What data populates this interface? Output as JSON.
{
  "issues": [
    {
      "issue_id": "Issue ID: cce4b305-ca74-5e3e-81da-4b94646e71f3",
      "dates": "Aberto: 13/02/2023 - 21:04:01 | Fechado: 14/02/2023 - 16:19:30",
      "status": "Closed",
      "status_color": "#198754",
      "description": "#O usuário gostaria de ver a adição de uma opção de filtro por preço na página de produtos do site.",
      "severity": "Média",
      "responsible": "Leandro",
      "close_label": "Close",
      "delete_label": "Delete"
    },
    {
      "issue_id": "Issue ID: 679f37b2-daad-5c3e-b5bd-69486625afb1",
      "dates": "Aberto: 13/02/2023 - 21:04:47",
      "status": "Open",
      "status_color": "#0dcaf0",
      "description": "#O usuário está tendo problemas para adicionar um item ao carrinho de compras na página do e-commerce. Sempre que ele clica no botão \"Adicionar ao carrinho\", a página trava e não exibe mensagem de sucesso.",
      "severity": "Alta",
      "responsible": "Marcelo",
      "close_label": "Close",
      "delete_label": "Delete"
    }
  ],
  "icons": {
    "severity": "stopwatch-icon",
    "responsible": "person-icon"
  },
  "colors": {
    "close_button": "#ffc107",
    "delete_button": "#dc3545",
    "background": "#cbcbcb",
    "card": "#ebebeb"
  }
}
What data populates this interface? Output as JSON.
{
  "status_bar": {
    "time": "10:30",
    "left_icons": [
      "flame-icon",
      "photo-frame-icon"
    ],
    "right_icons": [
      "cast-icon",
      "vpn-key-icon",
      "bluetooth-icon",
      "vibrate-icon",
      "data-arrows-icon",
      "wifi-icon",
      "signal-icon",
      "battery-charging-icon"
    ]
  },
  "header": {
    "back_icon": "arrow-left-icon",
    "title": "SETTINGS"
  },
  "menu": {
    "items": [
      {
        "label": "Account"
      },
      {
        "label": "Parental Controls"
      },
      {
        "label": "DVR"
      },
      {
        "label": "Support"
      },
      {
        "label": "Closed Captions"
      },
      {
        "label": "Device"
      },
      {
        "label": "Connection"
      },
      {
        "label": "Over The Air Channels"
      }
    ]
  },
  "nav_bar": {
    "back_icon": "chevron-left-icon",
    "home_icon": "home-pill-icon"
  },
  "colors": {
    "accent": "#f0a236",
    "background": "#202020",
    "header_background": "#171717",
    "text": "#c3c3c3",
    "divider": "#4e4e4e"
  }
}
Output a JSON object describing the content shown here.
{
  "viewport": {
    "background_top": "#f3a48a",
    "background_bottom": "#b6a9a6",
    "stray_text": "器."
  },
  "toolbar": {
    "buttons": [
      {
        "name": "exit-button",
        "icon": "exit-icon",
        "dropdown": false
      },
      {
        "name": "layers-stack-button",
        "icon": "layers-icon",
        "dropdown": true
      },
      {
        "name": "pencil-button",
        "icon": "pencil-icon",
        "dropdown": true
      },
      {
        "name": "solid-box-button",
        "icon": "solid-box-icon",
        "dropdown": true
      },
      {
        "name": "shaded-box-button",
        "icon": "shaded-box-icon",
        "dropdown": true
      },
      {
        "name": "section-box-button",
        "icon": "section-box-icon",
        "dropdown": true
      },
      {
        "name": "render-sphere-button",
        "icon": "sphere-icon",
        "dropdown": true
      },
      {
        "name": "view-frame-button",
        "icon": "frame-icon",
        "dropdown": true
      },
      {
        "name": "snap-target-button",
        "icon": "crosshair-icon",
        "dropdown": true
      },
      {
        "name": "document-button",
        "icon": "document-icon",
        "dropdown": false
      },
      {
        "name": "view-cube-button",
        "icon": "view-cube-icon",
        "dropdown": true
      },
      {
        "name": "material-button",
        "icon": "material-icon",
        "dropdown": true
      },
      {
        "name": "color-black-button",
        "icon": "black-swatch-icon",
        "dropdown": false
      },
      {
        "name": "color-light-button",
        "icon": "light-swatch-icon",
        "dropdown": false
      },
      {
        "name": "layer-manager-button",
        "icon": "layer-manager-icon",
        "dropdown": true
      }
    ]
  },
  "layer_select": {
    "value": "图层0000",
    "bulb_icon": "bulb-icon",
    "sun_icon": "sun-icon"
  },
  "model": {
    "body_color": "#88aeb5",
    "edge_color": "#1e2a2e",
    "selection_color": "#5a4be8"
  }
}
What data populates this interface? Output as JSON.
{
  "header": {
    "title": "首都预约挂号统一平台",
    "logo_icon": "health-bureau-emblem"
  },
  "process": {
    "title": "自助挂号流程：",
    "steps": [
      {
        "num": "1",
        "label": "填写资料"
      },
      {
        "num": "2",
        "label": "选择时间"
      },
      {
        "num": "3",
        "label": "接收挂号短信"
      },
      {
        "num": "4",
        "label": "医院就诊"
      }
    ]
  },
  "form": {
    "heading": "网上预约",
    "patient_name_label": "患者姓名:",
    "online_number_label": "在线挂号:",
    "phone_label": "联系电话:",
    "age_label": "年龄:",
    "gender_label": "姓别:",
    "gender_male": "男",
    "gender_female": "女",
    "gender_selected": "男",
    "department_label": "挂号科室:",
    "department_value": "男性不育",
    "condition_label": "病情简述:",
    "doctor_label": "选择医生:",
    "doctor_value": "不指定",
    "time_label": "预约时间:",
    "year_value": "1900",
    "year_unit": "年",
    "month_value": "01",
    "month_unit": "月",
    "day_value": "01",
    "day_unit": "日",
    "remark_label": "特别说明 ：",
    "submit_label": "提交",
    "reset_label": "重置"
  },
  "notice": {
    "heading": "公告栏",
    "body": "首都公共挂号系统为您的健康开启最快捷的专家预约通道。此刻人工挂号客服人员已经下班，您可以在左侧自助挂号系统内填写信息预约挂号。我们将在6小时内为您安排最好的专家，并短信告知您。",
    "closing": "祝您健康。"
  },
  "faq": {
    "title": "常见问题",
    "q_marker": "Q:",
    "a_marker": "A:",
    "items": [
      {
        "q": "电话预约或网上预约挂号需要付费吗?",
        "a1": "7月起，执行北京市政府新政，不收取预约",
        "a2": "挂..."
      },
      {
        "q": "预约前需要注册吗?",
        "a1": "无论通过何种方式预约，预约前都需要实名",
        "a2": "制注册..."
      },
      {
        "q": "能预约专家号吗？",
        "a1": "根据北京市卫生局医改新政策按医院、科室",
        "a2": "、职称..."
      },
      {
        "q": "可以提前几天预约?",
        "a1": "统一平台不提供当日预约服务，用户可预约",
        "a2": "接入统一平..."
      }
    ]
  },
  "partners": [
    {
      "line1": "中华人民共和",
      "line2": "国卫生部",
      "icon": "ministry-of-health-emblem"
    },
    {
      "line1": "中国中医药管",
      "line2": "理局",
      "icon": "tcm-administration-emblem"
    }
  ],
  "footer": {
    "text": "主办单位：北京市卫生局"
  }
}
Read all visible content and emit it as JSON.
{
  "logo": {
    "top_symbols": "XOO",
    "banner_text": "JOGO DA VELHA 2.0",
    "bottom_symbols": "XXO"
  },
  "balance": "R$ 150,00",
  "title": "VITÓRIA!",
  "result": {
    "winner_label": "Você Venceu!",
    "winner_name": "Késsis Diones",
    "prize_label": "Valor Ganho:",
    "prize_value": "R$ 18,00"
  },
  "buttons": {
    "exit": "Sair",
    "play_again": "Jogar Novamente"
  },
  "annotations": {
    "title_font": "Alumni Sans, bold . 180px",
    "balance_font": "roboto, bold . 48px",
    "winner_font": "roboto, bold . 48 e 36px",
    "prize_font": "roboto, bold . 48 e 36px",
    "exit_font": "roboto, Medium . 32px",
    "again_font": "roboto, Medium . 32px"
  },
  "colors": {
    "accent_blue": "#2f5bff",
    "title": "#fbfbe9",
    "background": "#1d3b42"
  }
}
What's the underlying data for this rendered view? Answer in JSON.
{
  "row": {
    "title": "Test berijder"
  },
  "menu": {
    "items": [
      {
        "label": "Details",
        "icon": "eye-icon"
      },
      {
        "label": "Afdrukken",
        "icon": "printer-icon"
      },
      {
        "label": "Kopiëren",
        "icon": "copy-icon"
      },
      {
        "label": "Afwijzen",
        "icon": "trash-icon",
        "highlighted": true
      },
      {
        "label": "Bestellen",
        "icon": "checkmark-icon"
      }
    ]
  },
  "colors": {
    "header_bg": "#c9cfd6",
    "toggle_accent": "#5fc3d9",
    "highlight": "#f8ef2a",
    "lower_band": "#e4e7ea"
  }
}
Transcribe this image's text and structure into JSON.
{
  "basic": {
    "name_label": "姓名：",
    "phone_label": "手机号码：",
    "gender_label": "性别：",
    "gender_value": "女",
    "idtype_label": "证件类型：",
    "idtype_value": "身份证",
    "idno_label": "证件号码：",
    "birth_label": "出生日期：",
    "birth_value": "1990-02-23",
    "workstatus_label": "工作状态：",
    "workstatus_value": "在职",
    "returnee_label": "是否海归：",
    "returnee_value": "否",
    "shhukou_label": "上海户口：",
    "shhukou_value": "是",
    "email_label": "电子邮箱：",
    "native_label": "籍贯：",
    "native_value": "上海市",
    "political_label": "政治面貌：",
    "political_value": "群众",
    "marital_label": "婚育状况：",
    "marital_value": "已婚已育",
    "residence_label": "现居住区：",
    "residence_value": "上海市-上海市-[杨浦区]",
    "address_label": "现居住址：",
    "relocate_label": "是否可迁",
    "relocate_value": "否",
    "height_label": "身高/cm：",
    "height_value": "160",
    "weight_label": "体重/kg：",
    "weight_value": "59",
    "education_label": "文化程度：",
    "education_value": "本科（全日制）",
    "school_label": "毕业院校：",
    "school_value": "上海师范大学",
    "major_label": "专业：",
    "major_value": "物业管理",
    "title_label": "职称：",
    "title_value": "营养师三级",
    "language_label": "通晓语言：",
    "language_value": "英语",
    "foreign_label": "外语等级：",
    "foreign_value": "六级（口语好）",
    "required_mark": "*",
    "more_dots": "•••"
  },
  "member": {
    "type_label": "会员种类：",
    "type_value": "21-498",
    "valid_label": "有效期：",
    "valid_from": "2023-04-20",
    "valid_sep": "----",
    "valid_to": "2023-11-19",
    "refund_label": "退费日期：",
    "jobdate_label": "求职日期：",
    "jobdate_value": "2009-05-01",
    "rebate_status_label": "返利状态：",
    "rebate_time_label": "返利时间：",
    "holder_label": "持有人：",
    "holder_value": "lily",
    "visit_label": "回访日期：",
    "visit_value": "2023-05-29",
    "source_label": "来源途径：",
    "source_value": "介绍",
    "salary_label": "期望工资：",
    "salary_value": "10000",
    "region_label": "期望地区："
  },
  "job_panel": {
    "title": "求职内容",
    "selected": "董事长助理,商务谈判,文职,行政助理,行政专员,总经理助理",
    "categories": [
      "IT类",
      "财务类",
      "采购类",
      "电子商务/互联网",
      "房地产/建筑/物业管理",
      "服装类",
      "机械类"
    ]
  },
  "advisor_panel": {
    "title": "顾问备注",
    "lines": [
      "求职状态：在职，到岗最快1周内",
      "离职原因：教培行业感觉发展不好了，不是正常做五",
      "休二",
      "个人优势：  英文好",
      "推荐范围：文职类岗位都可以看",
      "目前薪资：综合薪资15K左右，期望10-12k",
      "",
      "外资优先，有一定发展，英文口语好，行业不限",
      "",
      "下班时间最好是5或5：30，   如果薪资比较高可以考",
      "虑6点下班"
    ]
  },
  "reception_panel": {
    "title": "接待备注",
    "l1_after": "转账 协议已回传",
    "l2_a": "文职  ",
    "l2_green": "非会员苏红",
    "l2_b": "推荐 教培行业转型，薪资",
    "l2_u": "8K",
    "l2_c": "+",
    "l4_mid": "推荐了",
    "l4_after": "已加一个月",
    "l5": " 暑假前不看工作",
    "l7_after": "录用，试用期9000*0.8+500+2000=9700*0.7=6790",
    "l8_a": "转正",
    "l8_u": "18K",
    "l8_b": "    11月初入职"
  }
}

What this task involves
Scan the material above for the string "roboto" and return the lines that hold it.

Solution below
    "balance_font": "roboto, bold . 48px",
    "winner_font": "roboto, bold . 48 e 36px",
    "prize_font": "roboto, bold . 48 e 36px",
    "exit_font": "roboto, Medium . 32px",
    "again_font": "roboto, Medium . 32px"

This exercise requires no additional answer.